Recorded data: Begin

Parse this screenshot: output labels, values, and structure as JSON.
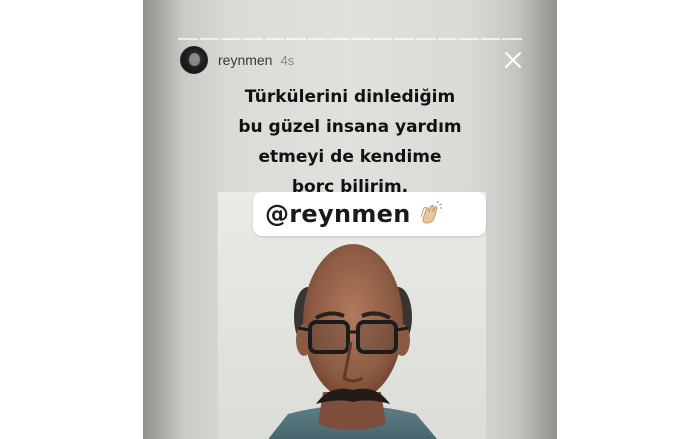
{
  "story": {
    "progress_segments": 16,
    "username": "reynmen",
    "timestamp": "4s",
    "caption_lines": [
      "Türkülerini dinlediğim",
      "bu güzel insana yardım",
      "etmeyi de kendime",
      "borç bilirim."
    ],
    "mention": "@reynmen",
    "icons": {
      "close": "close-icon",
      "clap": "clapping-hands-icon",
      "avatar": "profile-avatar"
    },
    "colors": {
      "background": "#dfe1dd",
      "caption_text": "#111111",
      "username_text": "#3a3a3a",
      "mention_sticker": "#ffffff"
    }
  }
}
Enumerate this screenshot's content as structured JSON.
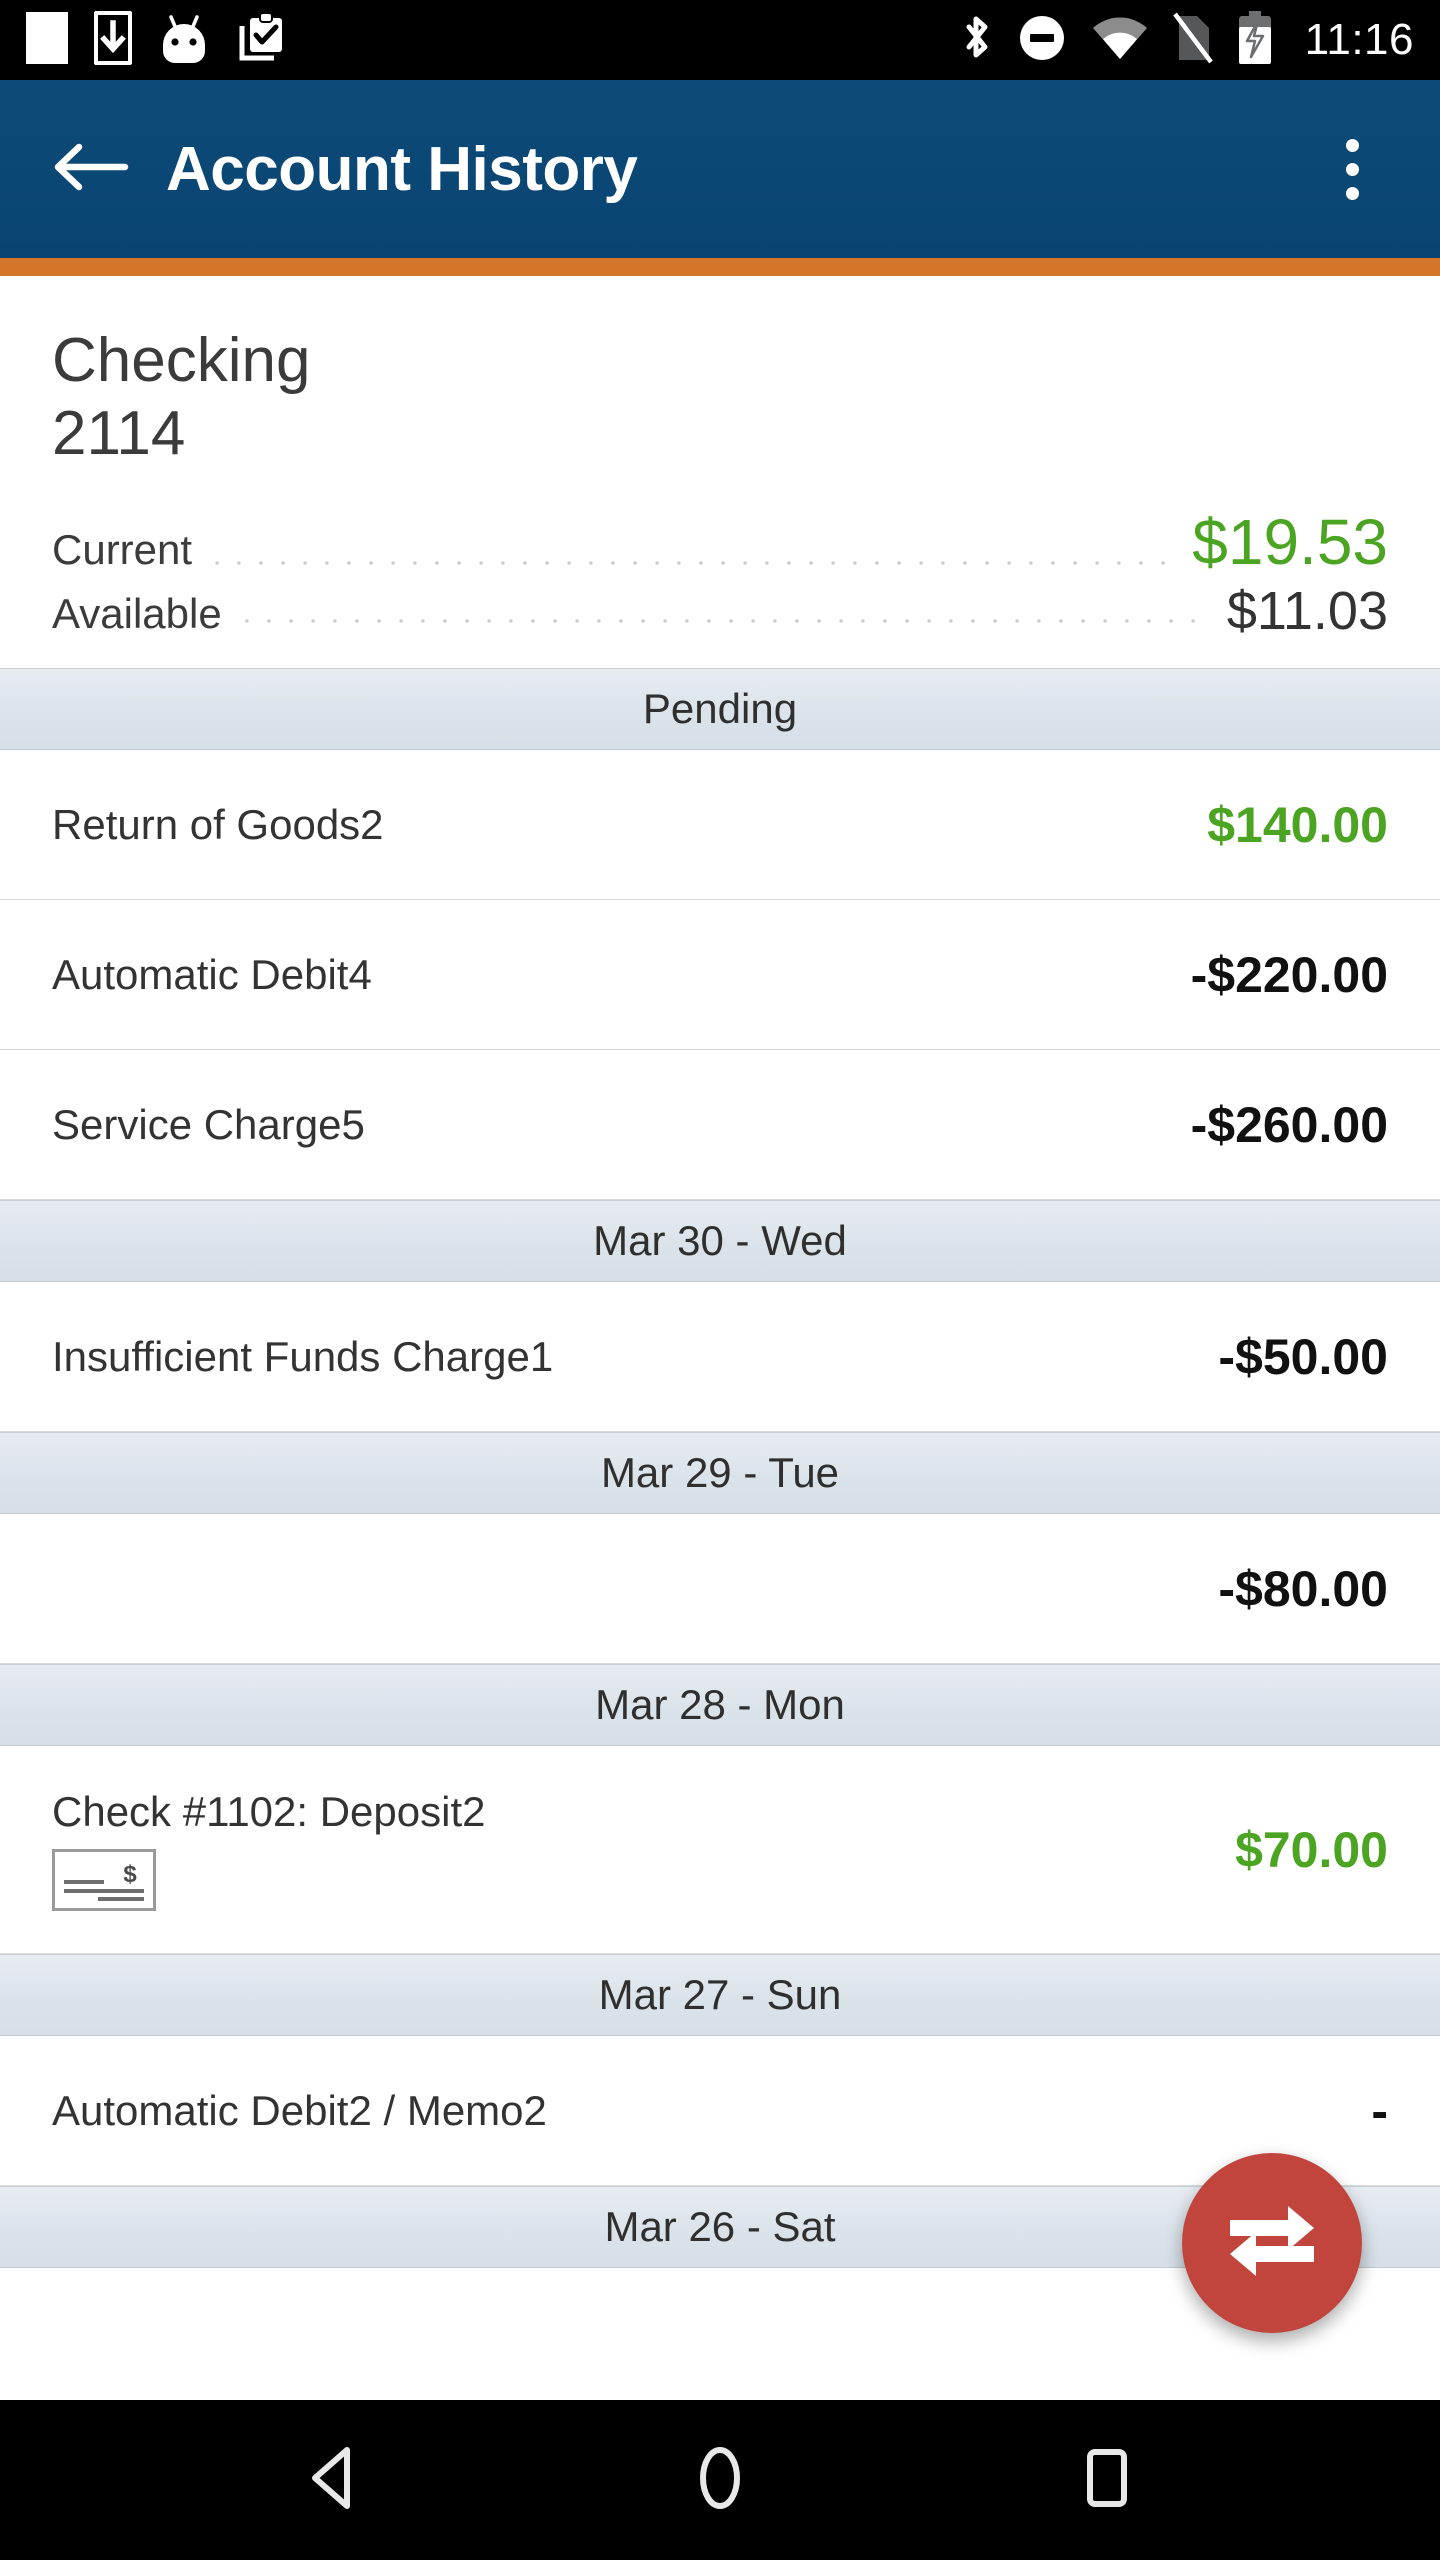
{
  "status_bar": {
    "time": "11:16",
    "left_icons": [
      "blank-notification-icon",
      "download-to-phone-icon",
      "android-robot-icon",
      "clipboard-check-icon"
    ],
    "right_icons": [
      "bluetooth-icon",
      "do-not-disturb-icon",
      "wifi-icon",
      "no-sim-icon",
      "battery-charging-icon"
    ]
  },
  "app_bar": {
    "title": "Account History",
    "back_icon": "arrow-left-icon",
    "overflow_icon": "more-vertical-icon",
    "background_color": "#0c4b79",
    "accent_color": "#d4762a"
  },
  "account": {
    "name": "Checking",
    "number": "2114",
    "balances": [
      {
        "label": "Current",
        "amount": "$19.53",
        "style": "positive"
      },
      {
        "label": "Available",
        "amount": "$11.03",
        "style": "neutral"
      }
    ]
  },
  "sections": [
    {
      "header": "Pending",
      "transactions": [
        {
          "description": "Return of Goods2",
          "amount": "$140.00",
          "style": "positive",
          "icon": null
        },
        {
          "description": "Automatic Debit4",
          "amount": "-$220.00",
          "style": "negative",
          "icon": null
        },
        {
          "description": "Service Charge5",
          "amount": "-$260.00",
          "style": "negative",
          "icon": null
        }
      ]
    },
    {
      "header": "Mar 30 - Wed",
      "transactions": [
        {
          "description": "Insufficient Funds Charge1",
          "amount": "-$50.00",
          "style": "negative",
          "icon": null
        }
      ]
    },
    {
      "header": "Mar 29 - Tue",
      "transactions": [
        {
          "description": "",
          "amount": "-$80.00",
          "style": "negative",
          "icon": null
        }
      ]
    },
    {
      "header": "Mar 28 - Mon",
      "transactions": [
        {
          "description": "Check #1102: Deposit2",
          "amount": "$70.00",
          "style": "positive",
          "icon": "check-image-icon"
        }
      ]
    },
    {
      "header": "Mar 27 - Sun",
      "transactions": [
        {
          "description": "Automatic Debit2 / Memo2",
          "amount": "-",
          "style": "negative",
          "icon": null
        }
      ]
    },
    {
      "header": "Mar 26 - Sat",
      "transactions": []
    }
  ],
  "fab": {
    "icon": "transfer-arrows-icon",
    "color": "#c2453d"
  },
  "nav_bar": {
    "buttons": [
      "back-triangle-icon",
      "home-circle-icon",
      "recents-square-icon"
    ]
  },
  "colors": {
    "positive_green": "#4ca423",
    "negative_black": "#111111",
    "section_header_bg": "#dbe3ea"
  }
}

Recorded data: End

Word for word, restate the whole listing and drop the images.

Problem solution -
Parse this screenshot: output labels, values, and structure as JSON.
{
  "story": {
    "progress_segments": 16,
    "username": "reynmen",
    "timestamp": "4s",
    "caption_lines": [
      "Türkülerini dinlediğim",
      "bu güzel insana yardım",
      "etmeyi de kendime",
      "borç bilirim."
    ],
    "mention": "@reynmen",
    "icons": {
      "close": "close-icon",
      "clap": "clapping-hands-icon",
      "avatar": "profile-avatar"
    },
    "colors": {
      "background": "#dfe1dd",
      "caption_text": "#111111",
      "username_text": "#3a3a3a",
      "mention_sticker": "#ffffff"
    }
  }
}
Enumerate this screenshot's content as structured JSON.
{
  "status_bar": {
    "time": "11:16",
    "left_icons": [
      "blank-notification-icon",
      "download-to-phone-icon",
      "android-robot-icon",
      "clipboard-check-icon"
    ],
    "right_icons": [
      "bluetooth-icon",
      "do-not-disturb-icon",
      "wifi-icon",
      "no-sim-icon",
      "battery-charging-icon"
    ]
  },
  "app_bar": {
    "title": "Account History",
    "back_icon": "arrow-left-icon",
    "overflow_icon": "more-vertical-icon",
    "background_color": "#0c4b79",
    "accent_color": "#d4762a"
  },
  "account": {
    "name": "Checking",
    "number": "2114",
    "balances": [
      {
        "label": "Current",
        "amount": "$19.53",
        "style": "positive"
      },
      {
        "label": "Available",
        "amount": "$11.03",
        "style": "neutral"
      }
    ]
  },
  "sections": [
    {
      "header": "Pending",
      "transactions": [
        {
          "description": "Return of Goods2",
          "amount": "$140.00",
          "style": "positive",
          "icon": null
        },
        {
          "description": "Automatic Debit4",
          "amount": "-$220.00",
          "style": "negative",
          "icon": null
        },
        {
          "description": "Service Charge5",
          "amount": "-$260.00",
          "style": "negative",
          "icon": null
        }
      ]
    },
    {
      "header": "Mar 30 - Wed",
      "transactions": [
        {
          "description": "Insufficient Funds Charge1",
          "amount": "-$50.00",
          "style": "negative",
          "icon": null
        }
      ]
    },
    {
      "header": "Mar 29 - Tue",
      "transactions": [
        {
          "description": "",
          "amount": "-$80.00",
          "style": "negative",
          "icon": null
        }
      ]
    },
    {
      "header": "Mar 28 - Mon",
      "transactions": [
        {
          "description": "Check #1102: Deposit2",
          "amount": "$70.00",
          "style": "positive",
          "icon": "check-image-icon"
        }
      ]
    },
    {
      "header": "Mar 27 - Sun",
      "transactions": [
        {
          "description": "Automatic Debit2 / Memo2",
          "amount": "-",
          "style": "negative",
          "icon": null
        }
      ]
    },
    {
      "header": "Mar 26 - Sat",
      "transactions": []
    }
  ],
  "fab": {
    "icon": "transfer-arrows-icon",
    "color": "#c2453d"
  },
  "nav_bar": {
    "buttons": [
      "back-triangle-icon",
      "home-circle-icon",
      "recents-square-icon"
    ]
  },
  "colors": {
    "positive_green": "#4ca423",
    "negative_black": "#111111",
    "section_header_bg": "#dbe3ea"
  }
}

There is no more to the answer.